WHAT THE TASK REQUIRES: Omit every picture, then return the listing verbatim.

PROVIDED DATA:
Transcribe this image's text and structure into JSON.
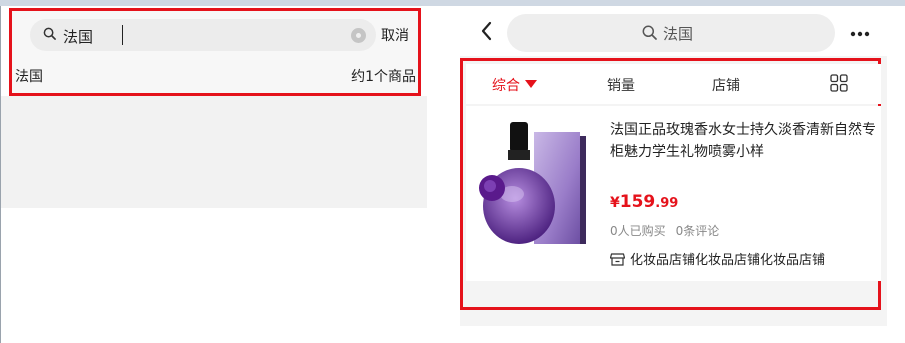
{
  "left_panel": {
    "search": {
      "query": "法国"
    },
    "cancel_label": "取消",
    "suggestion": {
      "text": "法国",
      "count": "约1个商品"
    }
  },
  "right_panel": {
    "search": {
      "query": "法国"
    },
    "filters": [
      {
        "label": "综合",
        "active": true
      },
      {
        "label": "销量"
      },
      {
        "label": "店铺"
      }
    ],
    "product": {
      "title": "法国正品玫瑰香水女士持久淡香清新自然专柜魅力学生礼物喷雾小样",
      "price": {
        "currency": "¥",
        "integer": "159",
        "decimal": ".99"
      },
      "sold": "0人已购买",
      "reviews": "0条评论",
      "shop": "化妆品店铺化妆品店铺化妆品店铺"
    }
  },
  "colors": {
    "accent": "#e5121b",
    "panel_bg": "#f4f4f4"
  },
  "icons": [
    "search-icon",
    "clear-icon",
    "back-icon",
    "more-icon",
    "dropdown-arrow-icon",
    "grid-view-icon",
    "shop-icon"
  ]
}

SOLUTION TO THE EXERCISE:
Transcribe this image's text and structure into JSON.
{
  "left_panel": {
    "search": {
      "query": "法国"
    },
    "cancel_label": "取消",
    "suggestion": {
      "text": "法国",
      "count": "约1个商品"
    }
  },
  "right_panel": {
    "search": {
      "query": "法国"
    },
    "filters": [
      {
        "label": "综合",
        "active": true
      },
      {
        "label": "销量"
      },
      {
        "label": "店铺"
      }
    ],
    "product": {
      "title": "法国正品玫瑰香水女士持久淡香清新自然专柜魅力学生礼物喷雾小样",
      "price": {
        "currency": "¥",
        "integer": "159",
        "decimal": ".99"
      },
      "sold": "0人已购买",
      "reviews": "0条评论",
      "shop": "化妆品店铺化妆品店铺化妆品店铺"
    }
  },
  "colors": {
    "accent": "#e5121b",
    "panel_bg": "#f4f4f4"
  },
  "icons": [
    "search-icon",
    "clear-icon",
    "back-icon",
    "more-icon",
    "dropdown-arrow-icon",
    "grid-view-icon",
    "shop-icon"
  ]
}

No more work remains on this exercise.